Every city has its colours, character and smell. Ho Chi Minh City reminds me of the colours yellow and green. Those buildings with French flavour — with yellow walls and green windows — and that greenness of the trees and parks in the midst of the buzzing city makes me smile. Those millions who move on mobikes or those cars pleasantly marginalised in a sea of motorcycles and bicycles gave some sense about the middle class character of the charming Saigon, now named after Ho Chi Minh, the national hero of Vietnam. I could smell sweat on the pavements, petrol in the air and the fragrance of morning flowers in the park. Spas are sprouting in new neon-lit nights. Pimps politely promise the new pleasures to potential customers in the shadow of high-rise buildings as the night gets settled in. This is a city with a history — of trade, colours, cultures, bold and beautiful people, war, dreams and promises.
I went to the Durga temple near the Chinese street. The Hindu culture in South Vietnam goes much deeper than the migration from South India during the colonial period. The Cham culture — that influenced parts of the present day Southern Vietnam and parts of Cambodia — evolved out of the Hindu religious practice and beliefs. Mosques in the city smell of the history of trade — the Muslim traders from different parts of India and Arabia came to these lands in search of spices and spouses. The Chinese — who left the city after the liberation in 1976, are back in full business. Ho-Chi Minh City is the cosmopolitan Saigon transformed into a busy city, a city that began to look more like Bangkok and charms of old Saigon are fast fading away. This city of six million people in many ways symbolise the new Vietnam — confident, relatively more open, busy and with the fading of an old world.

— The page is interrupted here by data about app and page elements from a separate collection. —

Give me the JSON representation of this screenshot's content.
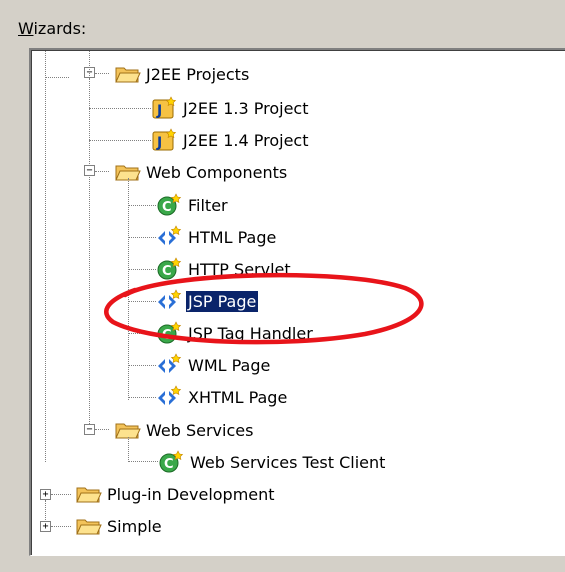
{
  "wizards_label": {
    "accel": "W",
    "rest": "izards:"
  },
  "tree": {
    "j2ee_projects": "J2EE Projects",
    "j2ee13": "J2EE 1.3 Project",
    "j2ee14": "J2EE 1.4 Project",
    "web_components": "Web Components",
    "filter": "Filter",
    "html_page": "HTML Page",
    "http_servlet": "HTTP Servlet",
    "jsp_page": "JSP Page",
    "jsp_tag_handler": "JSP Tag Handler",
    "wml_page": "WML Page",
    "xhtml_page": "XHTML Page",
    "web_services": "Web Services",
    "ws_test_client": "Web Services Test Client",
    "plugin_dev": "Plug-in Development",
    "simple": "Simple"
  },
  "expander": {
    "collapse": "−",
    "expand": "+"
  },
  "colors": {
    "selection": "#0a246a",
    "annotation": "#e8141a",
    "folder": "#f3c35a"
  }
}
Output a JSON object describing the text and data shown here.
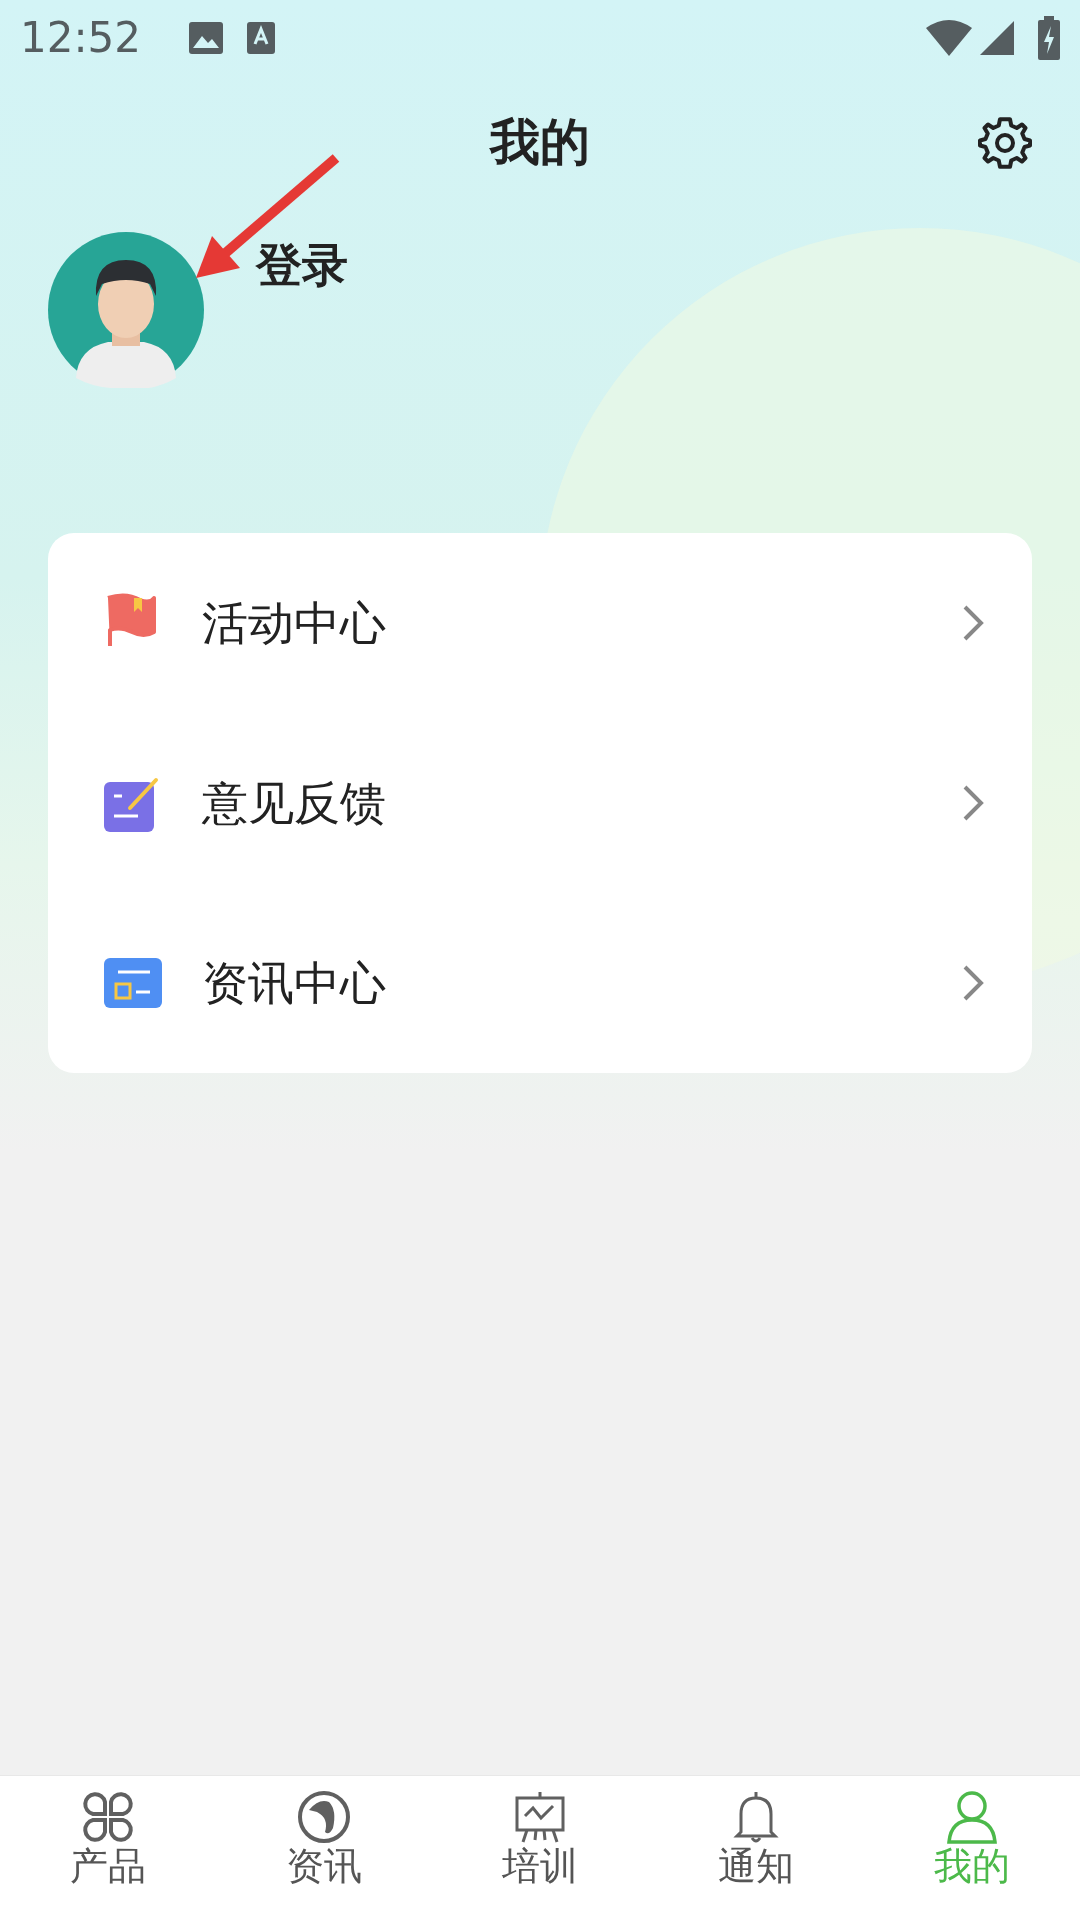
{
  "status_bar": {
    "time": "12:52"
  },
  "header": {
    "title": "我的"
  },
  "profile": {
    "login_label": "登录"
  },
  "menu": [
    {
      "kind": "activity",
      "label": "活动中心"
    },
    {
      "kind": "feedback",
      "label": "意见反馈"
    },
    {
      "kind": "news",
      "label": "资讯中心"
    }
  ],
  "bottom_nav": [
    {
      "kind": "products",
      "label": "产品",
      "selected": false
    },
    {
      "kind": "news",
      "label": "资讯",
      "selected": false
    },
    {
      "kind": "training",
      "label": "培训",
      "selected": false
    },
    {
      "kind": "notify",
      "label": "通知",
      "selected": false
    },
    {
      "kind": "mine",
      "label": "我的",
      "selected": true
    }
  ]
}
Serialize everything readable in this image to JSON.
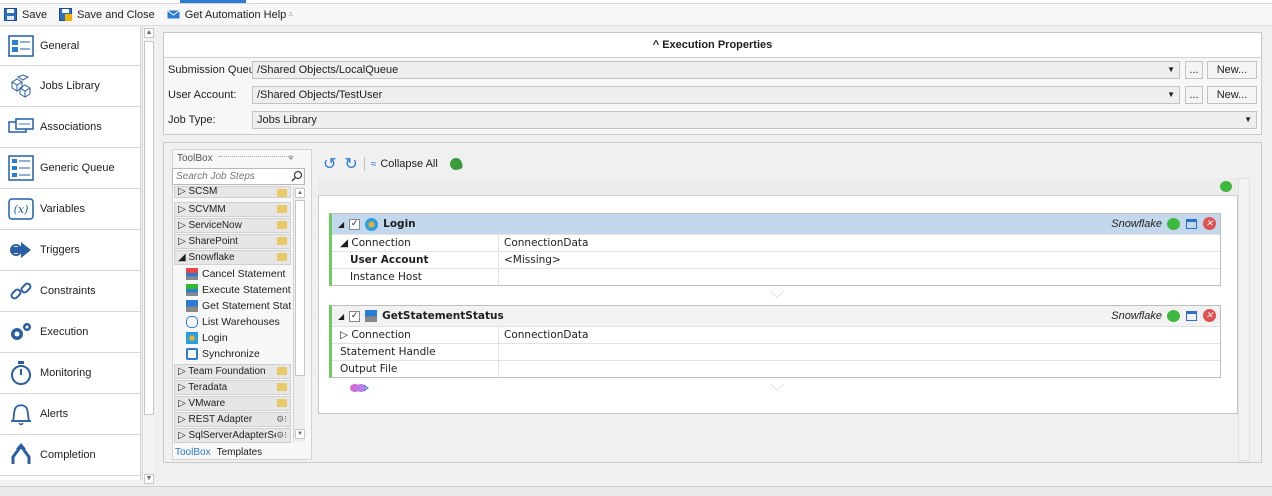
{
  "toolbar": {
    "save": "Save",
    "save_close": "Save and Close",
    "help": "Get Automation Help",
    "help_more": "⩡"
  },
  "nav": [
    {
      "label": "General",
      "icon": "general-icon"
    },
    {
      "label": "Jobs Library",
      "icon": "jobs-library-icon"
    },
    {
      "label": "Associations",
      "icon": "associations-icon"
    },
    {
      "label": "Generic Queue",
      "icon": "generic-queue-icon"
    },
    {
      "label": "Variables",
      "icon": "variables-icon"
    },
    {
      "label": "Triggers",
      "icon": "triggers-icon"
    },
    {
      "label": "Constraints",
      "icon": "constraints-icon"
    },
    {
      "label": "Execution",
      "icon": "execution-icon"
    },
    {
      "label": "Monitoring",
      "icon": "monitoring-icon"
    },
    {
      "label": "Alerts",
      "icon": "alerts-icon"
    },
    {
      "label": "Completion",
      "icon": "completion-icon"
    }
  ],
  "exec": {
    "title": "^ Execution Properties",
    "submission_label": "Submission Queue:",
    "submission_value": "/Shared Objects/LocalQueue",
    "user_label": "User Account:",
    "user_value": "/Shared Objects/TestUser",
    "jobtype_label": "Job Type:",
    "jobtype_value": "Jobs Library",
    "ellipsis": "...",
    "new_label": "New..."
  },
  "toolbox": {
    "title": "ToolBox",
    "search_placeholder": "Search Job Steps",
    "groups_top": [
      "SCSM",
      "SCVMM",
      "ServiceNow",
      "SharePoint",
      "Snowflake"
    ],
    "items": [
      "Cancel Statement",
      "Execute Statement",
      "Get Statement Stat",
      "List Warehouses",
      "Login",
      "Synchronize"
    ],
    "groups_bottom": [
      "Team Foundation",
      "Teradata",
      "VMware",
      "REST Adapter",
      "SqlServerAdapterSe"
    ],
    "tab_toolbox": "ToolBox",
    "tab_templates": "Templates"
  },
  "designer": {
    "collapse_all": "Collapse All",
    "steps": [
      {
        "title": "Login",
        "adapter": "Snowflake",
        "rows": [
          {
            "key": "◢ Connection",
            "value": "ConnectionData",
            "bold": false
          },
          {
            "key": "User Account",
            "value": "<Missing>",
            "bold": true
          },
          {
            "key": "Instance Host",
            "value": "",
            "bold": false
          }
        ]
      },
      {
        "title": "GetStatementStatus",
        "adapter": "Snowflake",
        "rows": [
          {
            "key": "▷ Connection",
            "value": "ConnectionData",
            "bold": false
          },
          {
            "key": "Statement Handle",
            "value": "",
            "bold": false
          },
          {
            "key": "Output File",
            "value": "",
            "bold": false
          }
        ]
      }
    ]
  },
  "colors": {
    "accent": "#2b7cd3",
    "step_border": "#6ccc5c",
    "selected_header": "#c3d8ec"
  }
}
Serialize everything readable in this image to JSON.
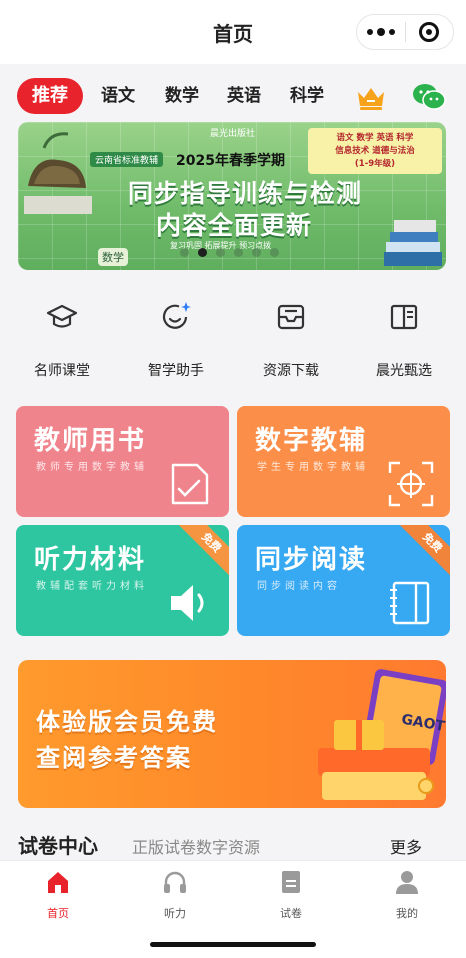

The story of Vietnam is the story of survival, sustainability and renewal. It is such a story that makes most of the Vietnamese dignified, confident and proud of their country.